5 top gadgets for February

Olly Mann 30 November -0001

From flossing to typing, the latest generation of gadgets turns life’s most mundane tasks into new-fashioned fun. 

Philips Sonicare AirFloss


philips sonicare airfloss

The biggest lie I tell each year is the one I tell my dentist: “Yes, I’ve been flossing.” Leaving his leather chair with a bag of new toothpicks and the best of intentions, I get home and realise there’s no part of my daily routine into which flossing quite fits.

Flossing while watching TV? Rank. At my desk? Weird. Airfloss, however, sits on a charging station next to my electric toothbrush, so I just use it after brushing.

It squirts high pressured blasts of water or mouthwash between my teeth to remove plaque and improve my gum health and is oddly fun to use. I’ll be telling my dentist.


TRNDlabs Skeye Pico Drone 


TRNDlabs Skeye Pico Drone

This Dutch company’s claim to have built the “world’s smallest drone” is almost certainly true: the Pico is just over 2cm wide and weighs only 7g, complete with LED lights.

Yet it’s powerful enough to hit the ceiling in under a second when all blades are spinning and—like any decent quadrocopter—with a bit of practice on the remote control you can get it diving around your garden and even doing a loop-the-loop.

There are drawbacks to its novelty size, though: it quickly becomes too hot to touch, gets caught under or behind furniture and, of course, there’s no room for an onboard camera.





Some of the most prolific writers of our age—including Danielle Steel, P J O’ Rourke and Woody Allen—continue to bash out their works on old-fashioned typewriters.

Why? There’s an undeniable satisfaction to the tactile act of typing, which gets a bit lost in all our modern brushed-aluminium keyboards.

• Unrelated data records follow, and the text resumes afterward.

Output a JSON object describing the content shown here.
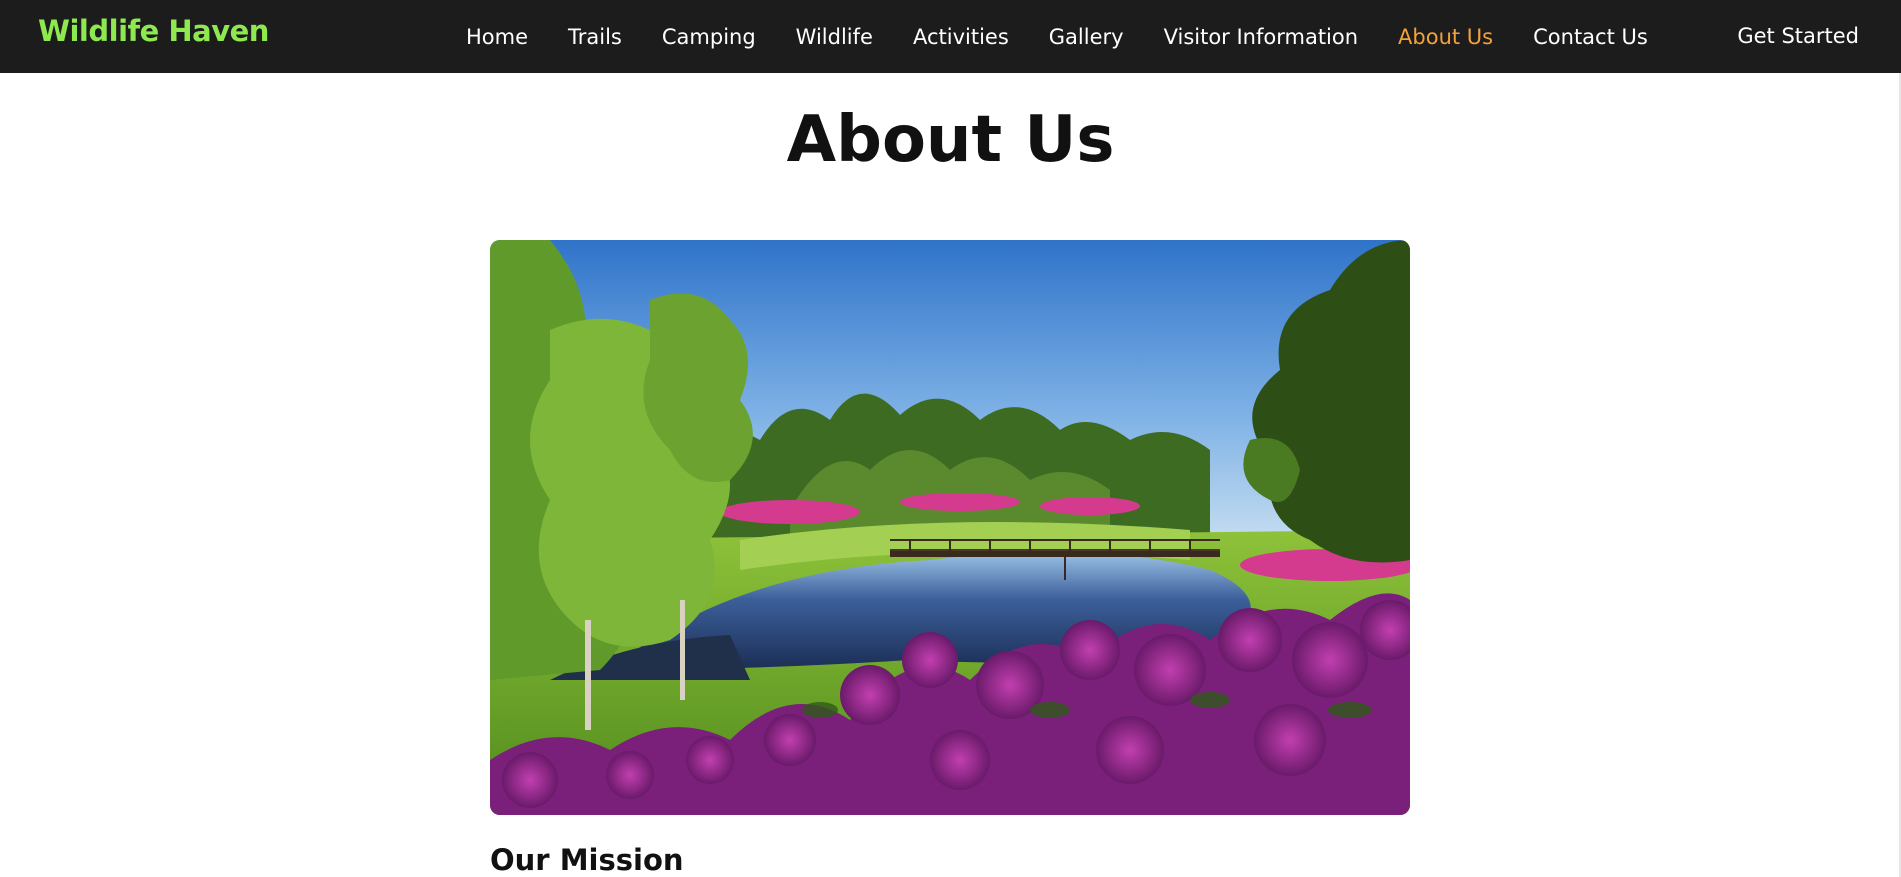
{
  "navbar": {
    "logo": "Wildlife Haven",
    "links": [
      {
        "label": "Home"
      },
      {
        "label": "Trails"
      },
      {
        "label": "Camping"
      },
      {
        "label": "Wildlife"
      },
      {
        "label": "Activities"
      },
      {
        "label": "Gallery"
      },
      {
        "label": "Visitor Information"
      },
      {
        "label": "About Us",
        "active": true
      },
      {
        "label": "Contact Us"
      }
    ],
    "cta": "Get Started",
    "colors": {
      "background": "#1c1c1c",
      "logo": "#8ee84f",
      "active_link": "#f2a23a",
      "link": "#ffffff"
    }
  },
  "main": {
    "title": "About Us",
    "hero_image": {
      "icon": "landscape-photo"
    },
    "section_heading": "Our Mission"
  }
}
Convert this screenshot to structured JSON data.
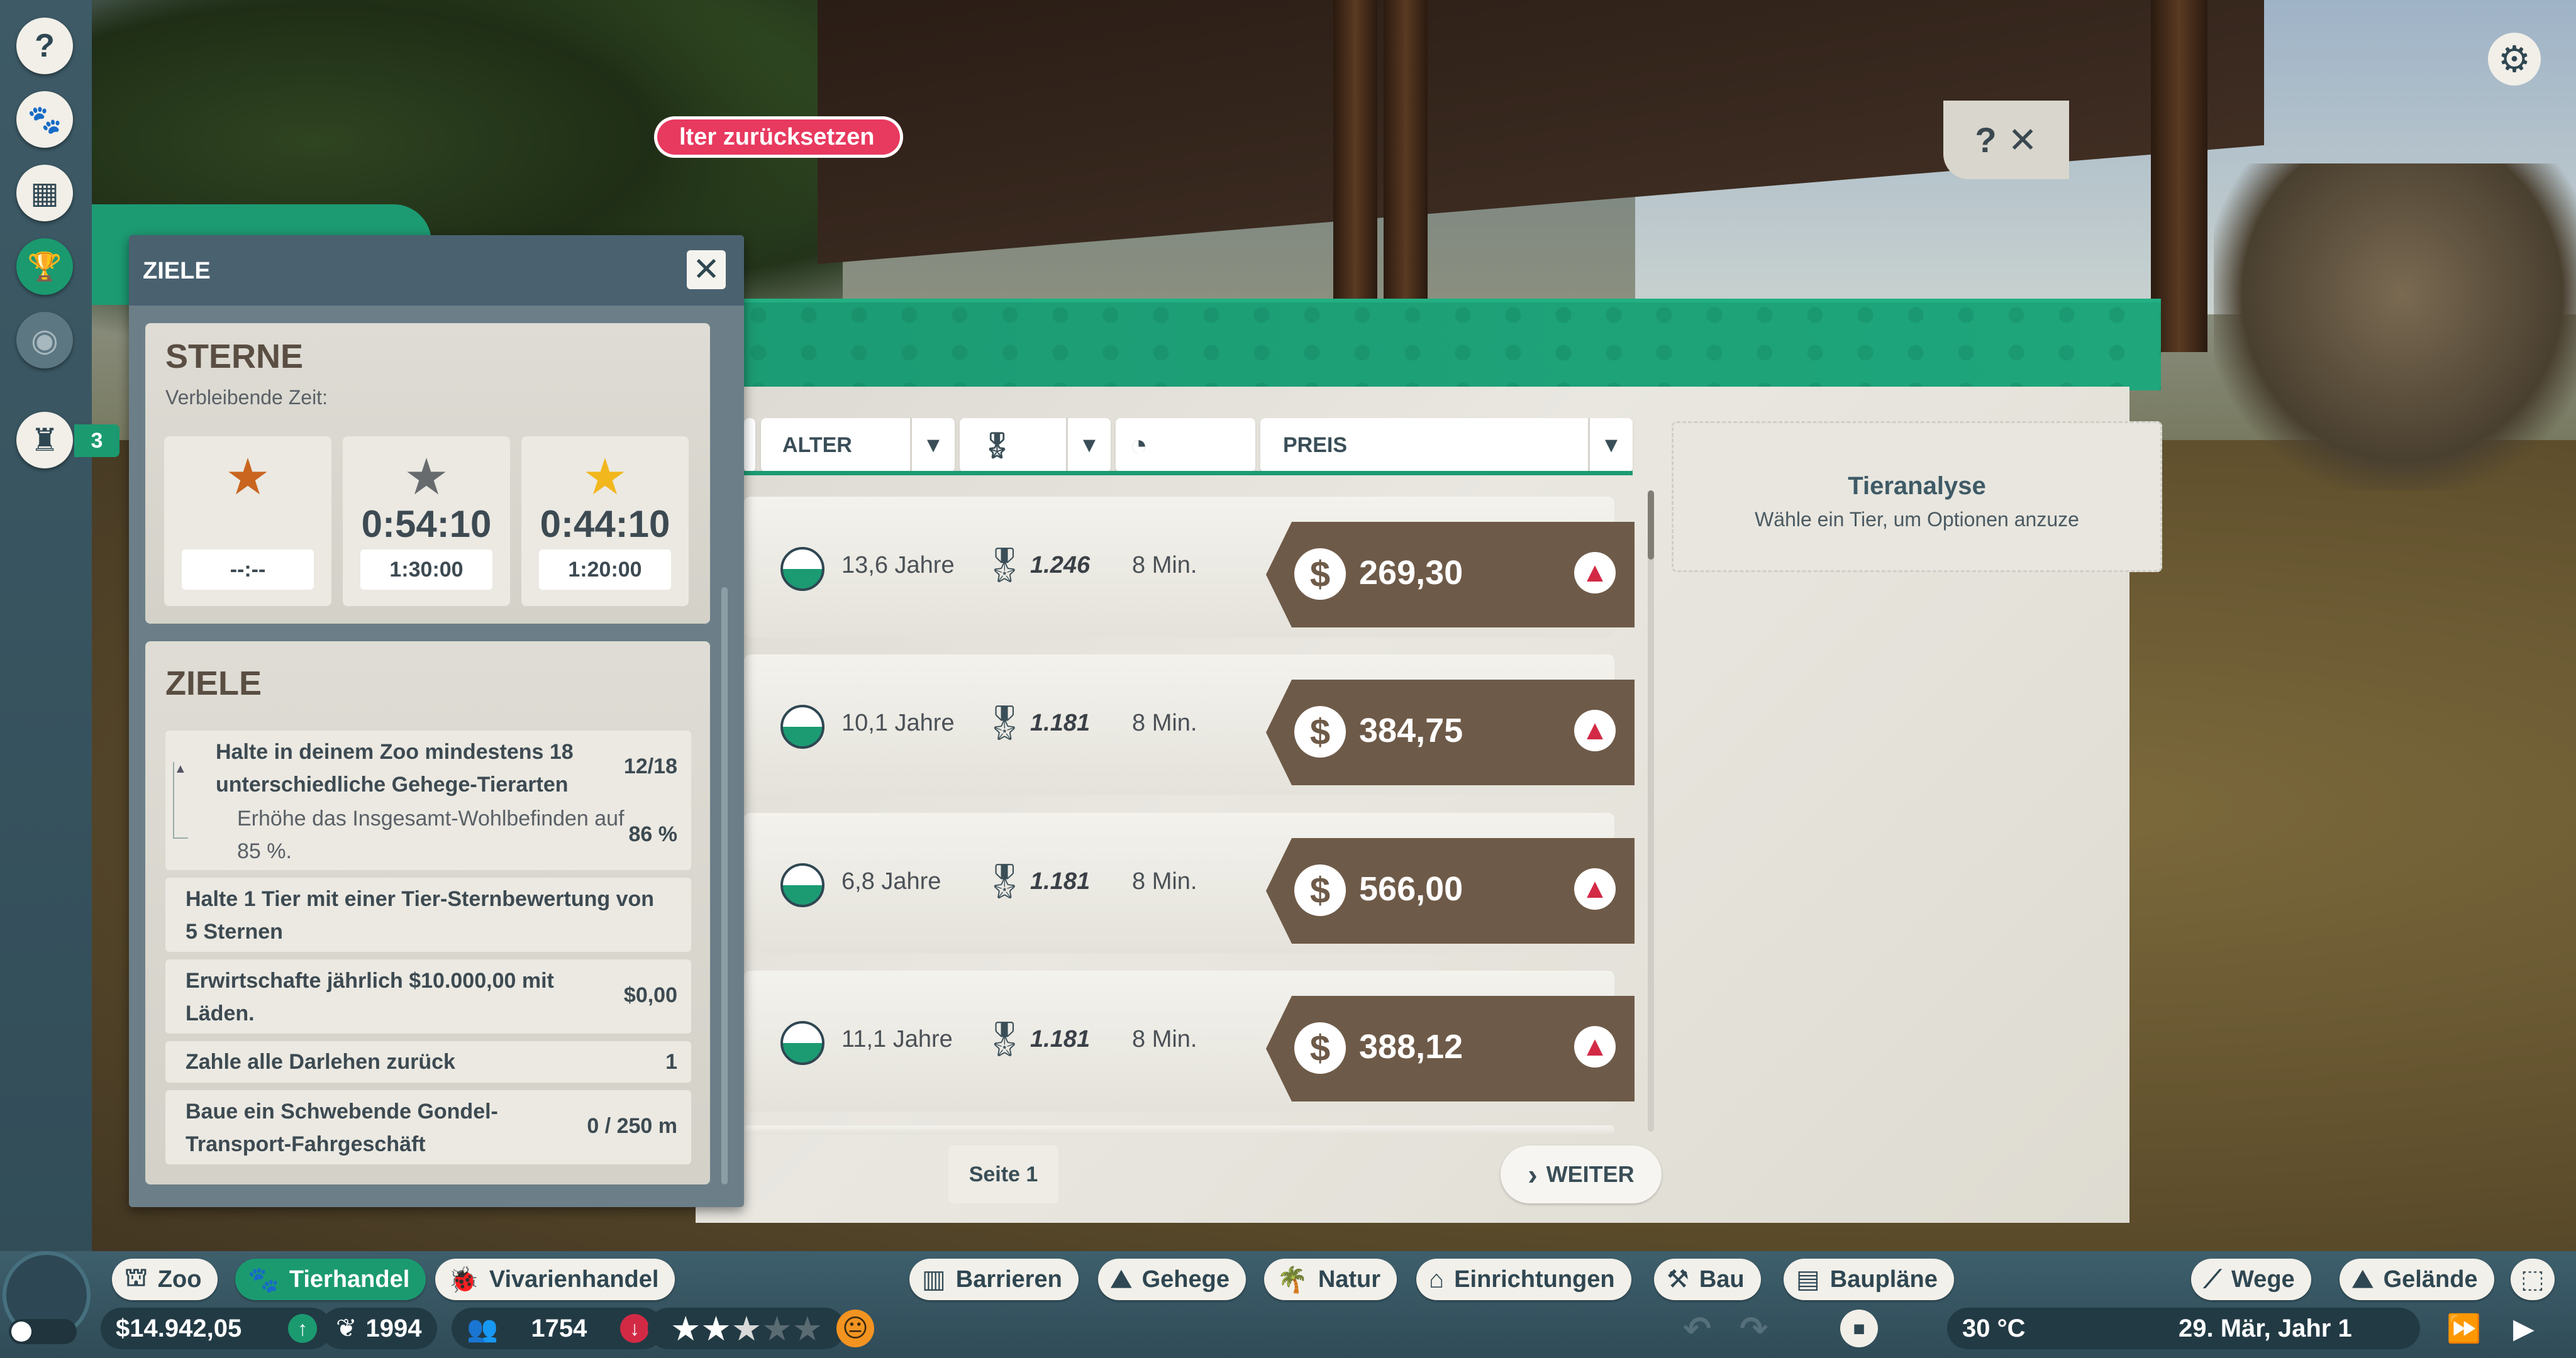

The Qwerkywriter is a metal-cladded, wireless keyboard with clicky, clunky typewriter-style keys and even a sliding chrome carriage.

It’s compatible with your computer and also has a little groove in which to place your tablet.




For Apple: Slash


Apple Stash

Fed up of typing the same things over and over again into text messages? With Slash, you programme your own “slashes”: lines of text you insert into messages by typing  “/” and selecting the shortcut you wish to use.

For example, when you write “/home” it pastes in your entire home address, so you needn’t write out the whole thing. It also makes adding web links and map locations a cinch.


For Android: Photodirector



This neat photo-editing app originates in the Far East and, like many Chinese smartphones on the market, makes special features available for free.

The basic stuff is well-covered: a series of simple swipes and pinches are all it takes to crop, adjust or overlay your image. But the fun filters are the star attraction: edit your snaps so they look like they’re in neon lights or even on a Western-style “Wanted” poster.


Feature image via TRNDlabs Skeye Pico Drone